With God, you have the victory, as described in 1 John 4:4 – “You are of God, little children, and have overcome them, because He who is in you is greater than he who is in the world.”
There are numerous other Scriptures that talk about our ability as Christians to resist temptation, to maintain our sobriety, to win the fight, to be courageous, to counteract the enemy and to have victory over our addictions and other issues of life. And while the spiritual battle is best fought using the Word of God and applying Christian principles. It’s also important to take some practical steps to stay sober during the holidays.
The following are the Top 5 strategies for Staying Sober during the Christmas season:
1. Do not put yourself in tempting situations. For example, if alcohol is your issue, do not attend parties where you know there will be excessive drinking. It’s okay to tell your friends and family that you are not able to attend because you are fighting the battle of addiction. Don’t be embarrassed or ashamed to tell your truth.
2. Create new traditions that replace the spirit of addictions with the spirit of the Christmas season. For example, invite sober friends over for Hot Apple Cider or Hot Chocolate, or establish a weekly holiday game night. You CAN have fun without drugs or alcohol!
3. Serve your city.

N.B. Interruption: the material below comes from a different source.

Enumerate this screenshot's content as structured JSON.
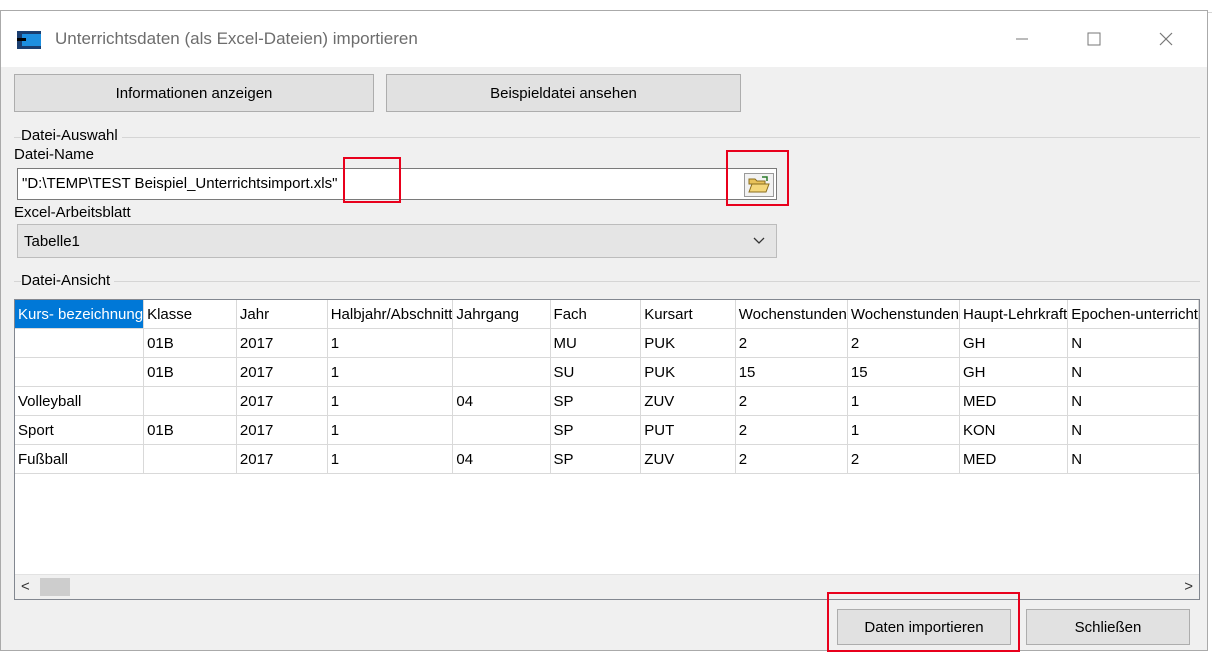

Find out what charities in your area are doing for the homeless and poor during the holidays, then partner with them. You can help feed the hungry, work at food pantries or find other ways to help. The goal is to keep your mind off of yourself and to focus your energy on others.
4. Read the Bible every day throughout the month of December, and ask God to speak to you through His Word.
5. Keep a record of your new holiday experience. Write down all the positive things that happen in the season of Christmas.
No one ever said that staying clean and sober was easy. But God has made it clear that HE has given Christians the power to get set free once and for all. And more than that, to live a better way and to enjoy the new life that was given to us when Jesus died and bled for our sobriety.
If you need more reading material for Christian recovery, you can find my book “Follow The Solid Rock Road: Pathwayto Radical Recovery “ on Amazon. You can also visit our website or follow The Solid Rock Road on Facebook.